* AIM OF THE TASK: Your answer must be a single number: the count of lines in the records below that include the string "class".

* DATA TO USE:
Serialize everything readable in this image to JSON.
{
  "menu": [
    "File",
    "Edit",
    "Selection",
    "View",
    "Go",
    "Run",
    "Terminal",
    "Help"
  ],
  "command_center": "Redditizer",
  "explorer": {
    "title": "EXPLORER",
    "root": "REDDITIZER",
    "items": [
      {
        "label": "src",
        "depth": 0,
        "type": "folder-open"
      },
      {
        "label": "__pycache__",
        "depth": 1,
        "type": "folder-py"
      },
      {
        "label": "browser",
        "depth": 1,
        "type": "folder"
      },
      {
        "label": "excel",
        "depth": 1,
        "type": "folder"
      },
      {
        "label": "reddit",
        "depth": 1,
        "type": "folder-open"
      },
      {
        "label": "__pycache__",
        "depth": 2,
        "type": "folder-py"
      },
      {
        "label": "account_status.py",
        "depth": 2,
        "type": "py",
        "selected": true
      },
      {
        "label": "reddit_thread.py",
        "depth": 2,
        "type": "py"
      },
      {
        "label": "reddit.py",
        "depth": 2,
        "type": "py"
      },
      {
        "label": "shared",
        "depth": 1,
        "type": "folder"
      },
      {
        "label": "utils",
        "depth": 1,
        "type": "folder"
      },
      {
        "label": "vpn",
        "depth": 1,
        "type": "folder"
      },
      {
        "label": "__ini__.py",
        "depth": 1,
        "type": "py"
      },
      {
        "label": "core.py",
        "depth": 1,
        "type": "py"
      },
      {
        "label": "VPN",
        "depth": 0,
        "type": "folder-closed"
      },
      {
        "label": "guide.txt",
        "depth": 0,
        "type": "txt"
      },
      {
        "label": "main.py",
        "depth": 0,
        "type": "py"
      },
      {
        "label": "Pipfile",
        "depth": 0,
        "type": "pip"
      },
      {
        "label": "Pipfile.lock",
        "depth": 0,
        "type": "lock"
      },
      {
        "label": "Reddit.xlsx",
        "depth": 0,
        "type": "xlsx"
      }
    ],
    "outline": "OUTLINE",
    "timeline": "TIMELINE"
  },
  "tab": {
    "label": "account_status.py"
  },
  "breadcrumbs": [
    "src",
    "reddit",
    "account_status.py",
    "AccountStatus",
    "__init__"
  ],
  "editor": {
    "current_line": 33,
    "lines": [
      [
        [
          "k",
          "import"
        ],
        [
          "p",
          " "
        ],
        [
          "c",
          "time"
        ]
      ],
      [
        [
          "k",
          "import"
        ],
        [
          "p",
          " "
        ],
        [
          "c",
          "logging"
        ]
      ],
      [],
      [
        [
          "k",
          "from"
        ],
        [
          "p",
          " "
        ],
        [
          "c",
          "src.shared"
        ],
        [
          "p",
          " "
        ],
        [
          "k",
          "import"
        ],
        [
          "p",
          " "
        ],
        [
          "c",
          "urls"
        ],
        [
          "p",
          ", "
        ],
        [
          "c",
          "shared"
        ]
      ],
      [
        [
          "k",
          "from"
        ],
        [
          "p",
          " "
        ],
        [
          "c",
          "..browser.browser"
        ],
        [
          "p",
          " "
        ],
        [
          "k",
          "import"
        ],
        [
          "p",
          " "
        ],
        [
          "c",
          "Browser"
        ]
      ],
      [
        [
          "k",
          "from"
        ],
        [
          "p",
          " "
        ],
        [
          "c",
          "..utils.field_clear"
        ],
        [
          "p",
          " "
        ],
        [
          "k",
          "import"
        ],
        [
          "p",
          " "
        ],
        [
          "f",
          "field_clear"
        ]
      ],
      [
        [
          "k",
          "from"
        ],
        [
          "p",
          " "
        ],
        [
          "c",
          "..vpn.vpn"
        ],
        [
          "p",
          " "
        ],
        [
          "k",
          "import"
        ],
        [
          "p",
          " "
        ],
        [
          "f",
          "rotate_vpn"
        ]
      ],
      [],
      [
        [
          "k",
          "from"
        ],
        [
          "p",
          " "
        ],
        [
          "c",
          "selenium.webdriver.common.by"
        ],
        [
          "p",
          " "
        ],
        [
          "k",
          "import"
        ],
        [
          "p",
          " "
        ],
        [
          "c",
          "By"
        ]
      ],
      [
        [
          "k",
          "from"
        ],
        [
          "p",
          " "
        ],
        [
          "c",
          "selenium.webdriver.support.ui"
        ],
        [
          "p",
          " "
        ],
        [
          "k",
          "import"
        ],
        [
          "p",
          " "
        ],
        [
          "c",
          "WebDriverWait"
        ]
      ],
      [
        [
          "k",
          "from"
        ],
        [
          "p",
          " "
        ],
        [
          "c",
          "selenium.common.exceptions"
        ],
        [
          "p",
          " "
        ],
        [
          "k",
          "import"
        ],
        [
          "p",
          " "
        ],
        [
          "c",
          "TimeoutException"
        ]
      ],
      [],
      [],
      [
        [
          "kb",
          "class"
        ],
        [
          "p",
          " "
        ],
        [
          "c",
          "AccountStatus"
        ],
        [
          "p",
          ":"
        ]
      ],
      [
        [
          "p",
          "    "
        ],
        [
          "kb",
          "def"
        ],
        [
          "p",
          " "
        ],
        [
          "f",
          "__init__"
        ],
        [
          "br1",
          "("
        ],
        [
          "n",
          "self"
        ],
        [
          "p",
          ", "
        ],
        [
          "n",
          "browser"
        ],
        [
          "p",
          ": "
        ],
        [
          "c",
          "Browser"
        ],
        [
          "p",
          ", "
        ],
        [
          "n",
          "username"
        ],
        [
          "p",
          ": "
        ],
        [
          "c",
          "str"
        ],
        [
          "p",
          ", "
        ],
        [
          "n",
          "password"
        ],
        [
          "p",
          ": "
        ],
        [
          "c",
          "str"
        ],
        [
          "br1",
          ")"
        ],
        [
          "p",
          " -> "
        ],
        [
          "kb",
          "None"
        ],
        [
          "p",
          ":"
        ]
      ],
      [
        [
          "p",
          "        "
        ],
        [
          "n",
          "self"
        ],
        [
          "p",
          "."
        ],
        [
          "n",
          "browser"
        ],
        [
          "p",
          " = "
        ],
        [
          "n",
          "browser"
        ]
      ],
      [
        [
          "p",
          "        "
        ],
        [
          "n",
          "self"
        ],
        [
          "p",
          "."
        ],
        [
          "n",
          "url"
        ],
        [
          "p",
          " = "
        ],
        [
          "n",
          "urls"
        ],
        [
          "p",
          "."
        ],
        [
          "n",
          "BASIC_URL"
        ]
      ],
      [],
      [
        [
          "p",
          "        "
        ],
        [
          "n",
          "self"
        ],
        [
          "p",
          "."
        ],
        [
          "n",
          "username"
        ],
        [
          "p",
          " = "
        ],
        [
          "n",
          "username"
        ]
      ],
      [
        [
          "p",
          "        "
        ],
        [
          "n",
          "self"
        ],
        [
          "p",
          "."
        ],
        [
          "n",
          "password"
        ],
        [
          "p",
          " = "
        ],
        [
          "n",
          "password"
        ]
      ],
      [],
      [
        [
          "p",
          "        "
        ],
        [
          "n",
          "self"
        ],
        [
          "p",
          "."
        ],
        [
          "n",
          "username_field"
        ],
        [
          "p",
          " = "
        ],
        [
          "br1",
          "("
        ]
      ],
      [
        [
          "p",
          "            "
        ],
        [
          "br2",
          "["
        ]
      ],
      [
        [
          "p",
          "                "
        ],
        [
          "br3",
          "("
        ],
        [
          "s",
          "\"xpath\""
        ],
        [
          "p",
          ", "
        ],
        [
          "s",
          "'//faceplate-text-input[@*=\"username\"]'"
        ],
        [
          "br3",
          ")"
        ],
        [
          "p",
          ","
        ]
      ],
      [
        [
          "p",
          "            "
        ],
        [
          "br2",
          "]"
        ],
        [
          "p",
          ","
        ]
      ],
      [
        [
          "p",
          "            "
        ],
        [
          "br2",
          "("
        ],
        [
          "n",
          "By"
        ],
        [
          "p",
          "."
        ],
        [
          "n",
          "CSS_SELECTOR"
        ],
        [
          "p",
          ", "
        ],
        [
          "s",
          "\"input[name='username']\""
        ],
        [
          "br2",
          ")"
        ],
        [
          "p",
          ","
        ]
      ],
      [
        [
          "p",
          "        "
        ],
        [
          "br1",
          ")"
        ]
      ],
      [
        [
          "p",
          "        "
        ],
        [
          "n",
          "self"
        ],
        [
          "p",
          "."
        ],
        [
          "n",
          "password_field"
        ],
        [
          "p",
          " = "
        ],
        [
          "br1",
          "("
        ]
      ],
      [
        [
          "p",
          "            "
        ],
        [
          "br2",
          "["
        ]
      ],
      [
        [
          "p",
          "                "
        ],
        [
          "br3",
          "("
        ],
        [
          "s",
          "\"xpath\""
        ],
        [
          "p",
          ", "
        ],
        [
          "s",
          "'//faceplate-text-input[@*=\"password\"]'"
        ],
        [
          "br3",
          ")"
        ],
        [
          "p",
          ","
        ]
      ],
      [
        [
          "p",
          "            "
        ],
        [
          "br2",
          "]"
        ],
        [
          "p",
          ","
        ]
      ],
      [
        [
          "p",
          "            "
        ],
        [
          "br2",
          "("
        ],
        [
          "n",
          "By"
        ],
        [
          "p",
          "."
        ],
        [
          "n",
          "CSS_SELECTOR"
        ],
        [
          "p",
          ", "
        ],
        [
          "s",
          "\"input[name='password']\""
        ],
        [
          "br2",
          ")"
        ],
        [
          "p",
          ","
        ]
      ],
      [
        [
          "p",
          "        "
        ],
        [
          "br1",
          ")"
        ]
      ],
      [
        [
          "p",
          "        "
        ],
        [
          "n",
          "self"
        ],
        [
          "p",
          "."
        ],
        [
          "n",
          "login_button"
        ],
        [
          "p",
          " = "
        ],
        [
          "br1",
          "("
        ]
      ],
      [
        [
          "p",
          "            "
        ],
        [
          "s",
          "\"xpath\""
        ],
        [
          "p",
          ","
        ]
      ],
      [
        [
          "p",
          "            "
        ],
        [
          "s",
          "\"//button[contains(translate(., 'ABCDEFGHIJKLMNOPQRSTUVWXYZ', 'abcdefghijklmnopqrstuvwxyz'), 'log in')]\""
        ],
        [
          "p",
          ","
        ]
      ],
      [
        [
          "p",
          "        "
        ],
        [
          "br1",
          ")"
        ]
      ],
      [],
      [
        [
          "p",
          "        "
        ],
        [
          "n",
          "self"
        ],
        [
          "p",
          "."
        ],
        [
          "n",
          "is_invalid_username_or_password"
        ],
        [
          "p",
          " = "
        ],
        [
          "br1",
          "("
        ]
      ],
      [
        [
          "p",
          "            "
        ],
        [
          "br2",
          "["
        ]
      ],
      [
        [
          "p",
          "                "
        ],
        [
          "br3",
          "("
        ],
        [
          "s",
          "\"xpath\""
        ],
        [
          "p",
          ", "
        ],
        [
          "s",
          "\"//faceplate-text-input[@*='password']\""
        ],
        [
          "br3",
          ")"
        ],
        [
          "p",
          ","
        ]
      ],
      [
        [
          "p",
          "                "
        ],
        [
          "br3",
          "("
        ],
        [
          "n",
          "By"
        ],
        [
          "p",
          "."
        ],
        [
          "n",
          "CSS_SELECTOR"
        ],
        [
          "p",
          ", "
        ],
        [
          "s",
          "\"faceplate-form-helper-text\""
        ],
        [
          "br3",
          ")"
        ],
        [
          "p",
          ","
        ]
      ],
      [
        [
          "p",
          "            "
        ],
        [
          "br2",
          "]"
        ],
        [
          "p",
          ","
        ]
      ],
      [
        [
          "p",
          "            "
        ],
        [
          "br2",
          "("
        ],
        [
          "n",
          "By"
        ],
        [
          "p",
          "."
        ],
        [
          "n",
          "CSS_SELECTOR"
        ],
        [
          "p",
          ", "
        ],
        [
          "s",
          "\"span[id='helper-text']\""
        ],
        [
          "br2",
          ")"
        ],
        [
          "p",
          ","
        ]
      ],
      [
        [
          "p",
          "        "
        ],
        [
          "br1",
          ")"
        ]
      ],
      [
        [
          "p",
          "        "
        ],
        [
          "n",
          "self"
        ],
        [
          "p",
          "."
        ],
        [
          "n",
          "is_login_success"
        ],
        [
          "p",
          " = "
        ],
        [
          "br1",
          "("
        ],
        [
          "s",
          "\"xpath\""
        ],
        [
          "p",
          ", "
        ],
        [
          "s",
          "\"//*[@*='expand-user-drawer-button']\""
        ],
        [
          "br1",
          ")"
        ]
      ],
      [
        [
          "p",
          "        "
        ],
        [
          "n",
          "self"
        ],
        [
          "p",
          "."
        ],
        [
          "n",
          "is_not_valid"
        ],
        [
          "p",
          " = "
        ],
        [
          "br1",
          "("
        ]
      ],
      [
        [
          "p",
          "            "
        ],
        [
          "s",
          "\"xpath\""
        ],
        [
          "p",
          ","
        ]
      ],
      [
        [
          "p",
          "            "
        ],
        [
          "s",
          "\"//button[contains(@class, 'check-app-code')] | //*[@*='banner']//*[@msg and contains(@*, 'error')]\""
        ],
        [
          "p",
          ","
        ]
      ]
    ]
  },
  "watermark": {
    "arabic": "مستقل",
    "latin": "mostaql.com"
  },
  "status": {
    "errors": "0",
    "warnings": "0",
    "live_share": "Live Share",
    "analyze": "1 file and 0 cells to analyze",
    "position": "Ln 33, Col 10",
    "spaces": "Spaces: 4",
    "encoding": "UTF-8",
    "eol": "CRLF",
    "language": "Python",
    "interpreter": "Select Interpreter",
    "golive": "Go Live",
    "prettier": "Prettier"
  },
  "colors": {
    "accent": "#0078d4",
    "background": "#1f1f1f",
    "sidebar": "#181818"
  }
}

* TASK RESULT: 2